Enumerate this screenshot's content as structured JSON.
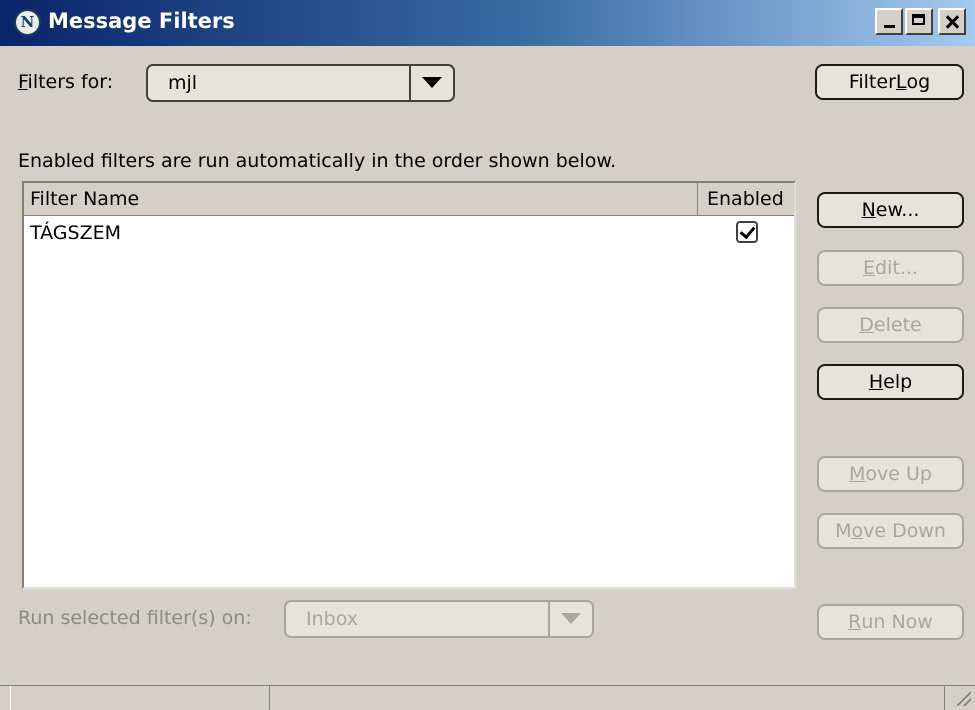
{
  "window": {
    "title": "Message Filters",
    "controls": [
      "minimize",
      "maximize",
      "close"
    ]
  },
  "filters_for": {
    "label_prefix": "",
    "label_mnemonic": "F",
    "label_rest": "ilters for:",
    "selected": "mjl"
  },
  "filter_log_button": {
    "prefix": "Filter ",
    "mnemonic": "L",
    "rest": "og"
  },
  "description": "Enabled filters are run automatically in the order shown below.",
  "table": {
    "columns": [
      "Filter Name",
      "Enabled"
    ],
    "rows": [
      {
        "name": "TÁGSZEM",
        "enabled": true
      }
    ]
  },
  "buttons": {
    "new": {
      "mnemonic": "N",
      "rest": "ew...",
      "enabled": true
    },
    "edit": {
      "mnemonic": "E",
      "rest": "dit...",
      "enabled": false
    },
    "delete": {
      "mnemonic": "D",
      "rest": "elete",
      "enabled": false
    },
    "help": {
      "mnemonic": "H",
      "rest": "elp",
      "enabled": true
    },
    "move_up": {
      "mnemonic": "M",
      "rest": "ove Up",
      "enabled": false
    },
    "move_down": {
      "prefix": "M",
      "mnemonic": "o",
      "rest": "ve Down",
      "enabled": false
    },
    "run_now": {
      "mnemonic": "R",
      "rest": "un Now",
      "enabled": false
    }
  },
  "run_on": {
    "label_prefix": "Run selected f",
    "label_mnemonic": "i",
    "label_rest": "lter(s) on:",
    "selected": "Inbox",
    "enabled": false
  },
  "icons": {
    "app": "app-logo-icon",
    "dropdown": "chevron-down-icon",
    "check": "checkbox-checked-icon",
    "resize": "resize-grip-icon"
  }
}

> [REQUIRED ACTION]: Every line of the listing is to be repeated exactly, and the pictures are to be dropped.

> [YOUR SOLUTION]:
Enumerate this screenshot's content as structured JSON.
{
  "window": {
    "title": "Message Filters",
    "controls": [
      "minimize",
      "maximize",
      "close"
    ]
  },
  "filters_for": {
    "label_prefix": "",
    "label_mnemonic": "F",
    "label_rest": "ilters for:",
    "selected": "mjl"
  },
  "filter_log_button": {
    "prefix": "Filter ",
    "mnemonic": "L",
    "rest": "og"
  },
  "description": "Enabled filters are run automatically in the order shown below.",
  "table": {
    "columns": [
      "Filter Name",
      "Enabled"
    ],
    "rows": [
      {
        "name": "TÁGSZEM",
        "enabled": true
      }
    ]
  },
  "buttons": {
    "new": {
      "mnemonic": "N",
      "rest": "ew...",
      "enabled": true
    },
    "edit": {
      "mnemonic": "E",
      "rest": "dit...",
      "enabled": false
    },
    "delete": {
      "mnemonic": "D",
      "rest": "elete",
      "enabled": false
    },
    "help": {
      "mnemonic": "H",
      "rest": "elp",
      "enabled": true
    },
    "move_up": {
      "mnemonic": "M",
      "rest": "ove Up",
      "enabled": false
    },
    "move_down": {
      "prefix": "M",
      "mnemonic": "o",
      "rest": "ve Down",
      "enabled": false
    },
    "run_now": {
      "mnemonic": "R",
      "rest": "un Now",
      "enabled": false
    }
  },
  "run_on": {
    "label_prefix": "Run selected f",
    "label_mnemonic": "i",
    "label_rest": "lter(s) on:",
    "selected": "Inbox",
    "enabled": false
  },
  "icons": {
    "app": "app-logo-icon",
    "dropdown": "chevron-down-icon",
    "check": "checkbox-checked-icon",
    "resize": "resize-grip-icon"
  }
}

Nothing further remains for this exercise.